“It’s information any decent headhunter can get, Grace.” He spoke lightly, trying to put her at ease. “I understand after Agnes Scott you kicked around Burgundy, working in the vineyards for a good while. You must have developed a pretty decent palate before you started your professional training.”

She couldn’t deny any of that, but wondered exactly just how much he knew about her past. So far he’d gotten everything right, from leaving Agnes Scott after graduation, honing her skills amid the lush grapes of the Côte de Nuits—and finally receiving admission into Givaudan’s fabled Perfumery School in Paris. The largest and arguably most influential company in the industry, Givaudan did not advertise or recruit for its elite school, and still the program attracted hundreds of applicants from around the world for the prized two or three places available each year. Graduates were practically guaranteed their pick of choice positions at prestigious companies, though most, like Grace, stayed with Givaudan. Because when it came to perfume, Paris was the center of the universe, and Givaudan was the center of Paris.

They were standing side by side, sipping the toasty old Veuve, as he continued to talk. “You have a great job working here for Givaudan, no doubt. But what if I told you I could offer you even more at this juncture in your career.”

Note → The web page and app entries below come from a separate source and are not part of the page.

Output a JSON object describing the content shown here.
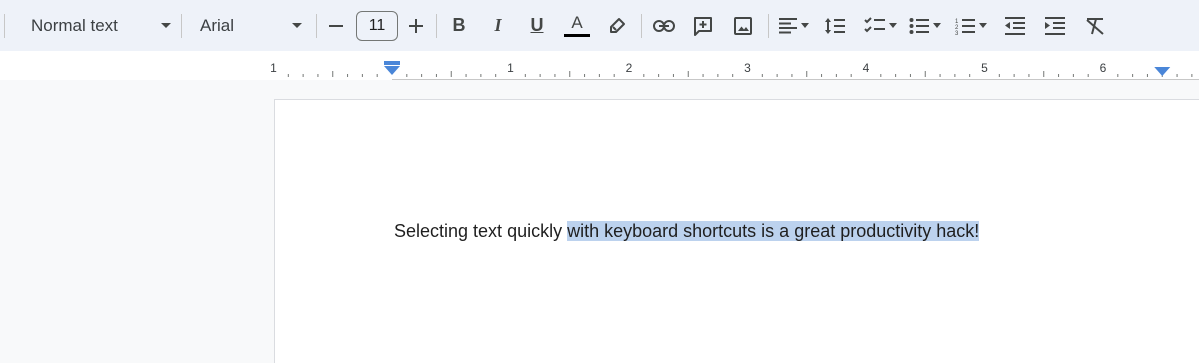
{
  "toolbar": {
    "paragraph_style": "Normal text",
    "font_family": "Arial",
    "font_size": "11",
    "icons": [
      "decrease-font-size-icon",
      "increase-font-size-icon",
      "bold-icon",
      "italic-icon",
      "underline-icon",
      "text-color-icon",
      "highlight-icon",
      "link-icon",
      "comment-icon",
      "image-icon",
      "align-left-icon",
      "line-spacing-icon",
      "checklist-icon",
      "bulleted-list-icon",
      "numbered-list-icon",
      "decrease-indent-icon",
      "increase-indent-icon",
      "clear-formatting-icon"
    ],
    "bold_label": "B",
    "italic_label": "I",
    "underline_label": "U",
    "text_color_label": "A",
    "text_color": "#000000"
  },
  "ruler": {
    "numbers": [
      "1",
      "1",
      "2",
      "3",
      "4",
      "5",
      "6"
    ],
    "marker_color": "#4a86d8"
  },
  "document": {
    "plain_text": "Selecting text quickly ",
    "selected_text": "with keyboard shortcuts is a great productivity hack!",
    "selection_color": "#bcd2ee"
  }
}
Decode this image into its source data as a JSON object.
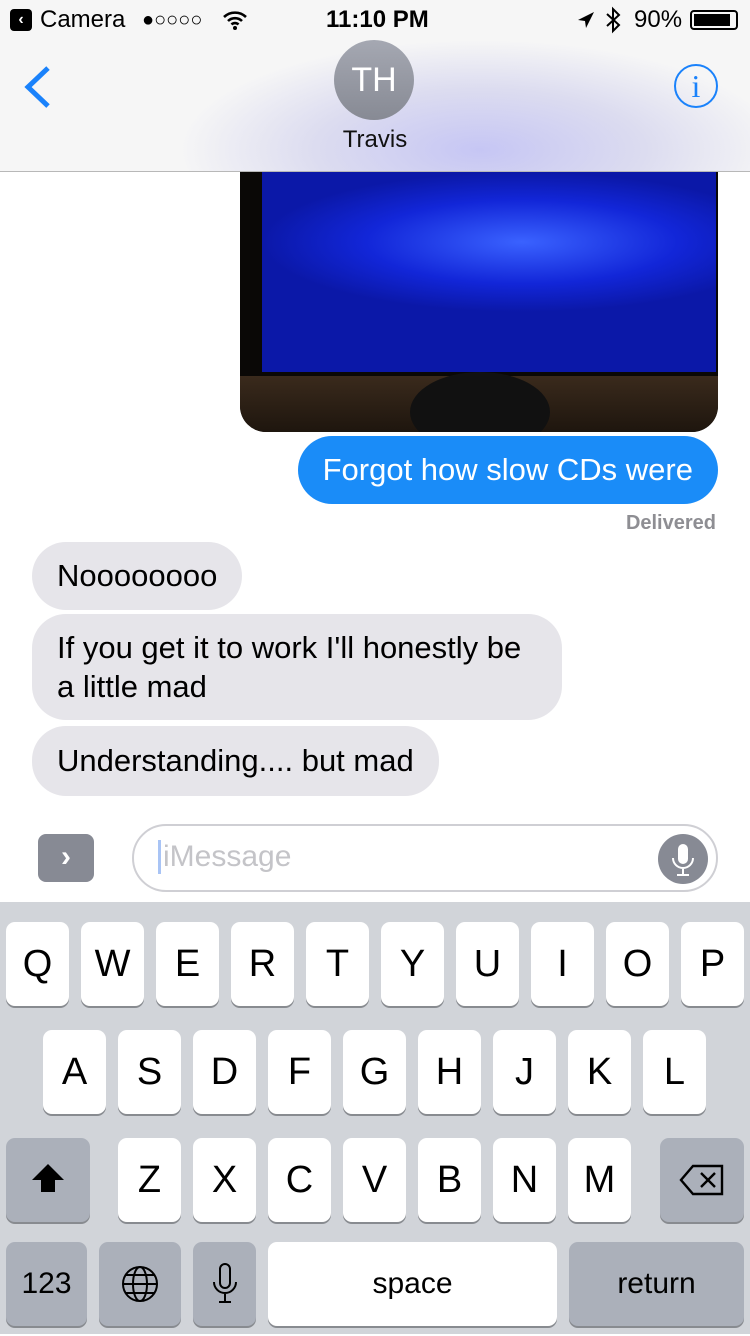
{
  "status": {
    "back_app": "Camera",
    "signal": "●○○○○",
    "time": "11:10 PM",
    "battery": "90%"
  },
  "nav": {
    "initials": "TH",
    "name": "Travis",
    "info": "i"
  },
  "messages": {
    "sent": [
      "Forgot how slow CDs were"
    ],
    "delivered": "Delivered",
    "received": [
      "Noooooooo",
      "If you get it to work I'll honestly be a little mad",
      "Understanding.... but mad"
    ]
  },
  "compose": {
    "placeholder": "iMessage",
    "expand": "›"
  },
  "keyboard": {
    "row1": [
      "Q",
      "W",
      "E",
      "R",
      "T",
      "Y",
      "U",
      "I",
      "O",
      "P"
    ],
    "row2": [
      "A",
      "S",
      "D",
      "F",
      "G",
      "H",
      "J",
      "K",
      "L"
    ],
    "row3": [
      "Z",
      "X",
      "C",
      "V",
      "B",
      "N",
      "M"
    ],
    "numbers": "123",
    "space": "space",
    "return": "return"
  }
}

“With all due respect, Mr. Rice, I very much doubt you could offer me anything I can’t get at Givaudan.”

“Really? You see a big promotion coming? Because that would be quite a thing, for an American to move up to a meaningful position in one of the oldest French flavor and fragrance houses.”

Grace knew he was right, and she hated it. Still, she’d always felt that she could do anything, even if there was little precedent.

“Technically speaking,” he said, “I’m looking for a flavorist.”

“I’m a perfumer.”

“Yes, and as I’m sure you know, flavor is ninety percent scent. The other ten percent you can pick up on the job. That’s part of the opportunity I can offer you. I like my senior managers to have a working knowledge of both parts of the field. We’re not a huge shop like Givaudan, so I want the people who present new business to be able to speak to all aspects of it.”

Grace took a sip of champagne, trying to hide her interest—which was difficult to do. The chance to expand her knowledge base was appealing on its own, but the idea of actually getting to pitch new business—now, that was intriguing.

A salesman at his core, Bill went on. “You know, part of what I’m talking about here is the opportunity to come back to the States with something to show for yourself.”

“My parents are gone,” Grace said. “I have no connections to Georgia. Paris is my home.” It tumbled out more defensively then she intended, and that was not lost on him.

“Grace, whether we like it or not, we all come from someplace.” His tone was gentler, caring, like that of a mentor. “And at some point in our lives, we have to make our peace with that place.”

Perhaps it was his manner, perhaps his words, but something about that resonated with her. He seemed to know so much about her, seemed to have prepared for this conversation. And she thought about all of this as she watched Madame Brugière patting her baby bump, posing for more photographers, and waving to someone who looked very much like one of the Spice Girls.

“She may get the credit for the new fragrance design, but did she have the real vision for it?” Bill leaned into Grace as he spoke. “Because if someone works for me, I always make sure that she is both rewarded and recognized when she does good. That’s just smart business, something I know a thing or two about, old Southern boy that I am.”

Grace considered him, and then asked, “What kind of opportunity are we talking about?”

Bill’s smile broadened.

THE ORCHARD Copyright © 2011 by Jeffrey Stepakoff